- Observational skills: Ongoing monitoring is necessary for the proper execution of lab experiments. Biological technicians need to stay alert to the conditions of their experiments and the procedures they follow.
- Communication skills: Biological technicians work as part of a team in the lab and in offices. It’s essential to have solid verbal and written communication skills. Sometimes, biological technicians need to simplify their findings so that a lay audience can understand them.
- Analytical reasoning: A biological technician must be able to accurately analyze the data from experiments. Objectivity and rational thinking are crucial.
- Technical skills: Biological technicians are responsible for working with sophisticated lab instruments and equipment.
- Computer literacy: These professionals must be able to use sophisticated computer programs.
Some biological technicians perform fieldwork. Those who choose a subspecialty where fieldwork is likely (such as wildlife biology or zoology) may need to hike and otherwise travel through rugged terrain.
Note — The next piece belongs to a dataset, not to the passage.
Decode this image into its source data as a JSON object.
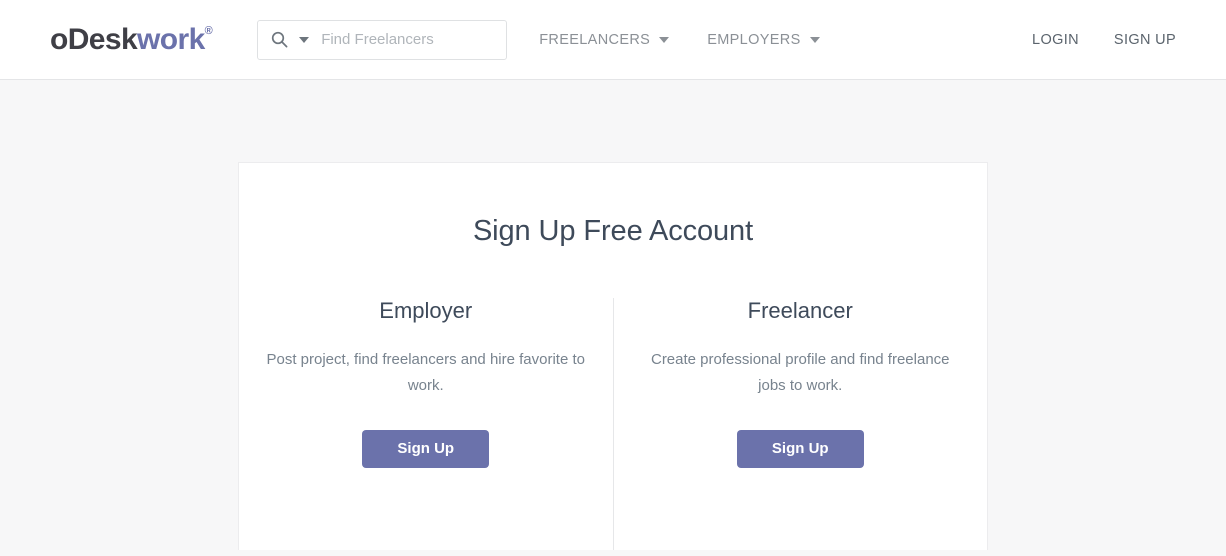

Physical stamina and strength are assets for such professionals.
You can gain a solid academic foundation for pursuing a career in biological sciences when you earn your degree at Grand Canyon University. The Bachelor of Science in Biological Sciences degree program uses a multidisciplinary approach to instill strong competencies in biology, ecology, chemistry and mathematics, just to name a few core areas. Click on Request Info at the top of your screen to begin exploring your future at GCU.
The views and opinions expressed in this article are those of the author’s and do not necessarily reflect the official policy or position of Grand Canyon University. Any sources cited were accurate as of the publish date.
More About GCU